[App and web page records]
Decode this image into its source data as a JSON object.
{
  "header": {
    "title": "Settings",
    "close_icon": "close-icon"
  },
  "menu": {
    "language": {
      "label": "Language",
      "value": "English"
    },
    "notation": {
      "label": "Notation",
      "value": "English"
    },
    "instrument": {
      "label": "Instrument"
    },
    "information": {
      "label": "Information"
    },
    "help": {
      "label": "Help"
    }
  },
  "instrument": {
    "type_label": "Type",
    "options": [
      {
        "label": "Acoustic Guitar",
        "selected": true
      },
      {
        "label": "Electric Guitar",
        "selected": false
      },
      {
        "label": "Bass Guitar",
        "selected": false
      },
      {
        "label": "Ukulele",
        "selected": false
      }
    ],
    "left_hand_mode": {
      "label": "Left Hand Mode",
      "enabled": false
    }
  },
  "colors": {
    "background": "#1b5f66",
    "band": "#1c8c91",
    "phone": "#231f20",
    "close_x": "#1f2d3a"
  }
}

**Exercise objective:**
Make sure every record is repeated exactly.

**Task response:**
Decode this image into its source data as a JSON object.
{
  "header": {
    "title": "Settings",
    "close_icon": "close-icon"
  },
  "menu": {
    "language": {
      "label": "Language",
      "value": "English"
    },
    "notation": {
      "label": "Notation",
      "value": "English"
    },
    "instrument": {
      "label": "Instrument"
    },
    "information": {
      "label": "Information"
    },
    "help": {
      "label": "Help"
    }
  },
  "instrument": {
    "type_label": "Type",
    "options": [
      {
        "label": "Acoustic Guitar",
        "selected": true
      },
      {
        "label": "Electric Guitar",
        "selected": false
      },
      {
        "label": "Bass Guitar",
        "selected": false
      },
      {
        "label": "Ukulele",
        "selected": false
      }
    ],
    "left_hand_mode": {
      "label": "Left Hand Mode",
      "enabled": false
    }
  },
  "colors": {
    "background": "#1b5f66",
    "band": "#1c8c91",
    "phone": "#231f20",
    "close_x": "#1f2d3a"
  }
}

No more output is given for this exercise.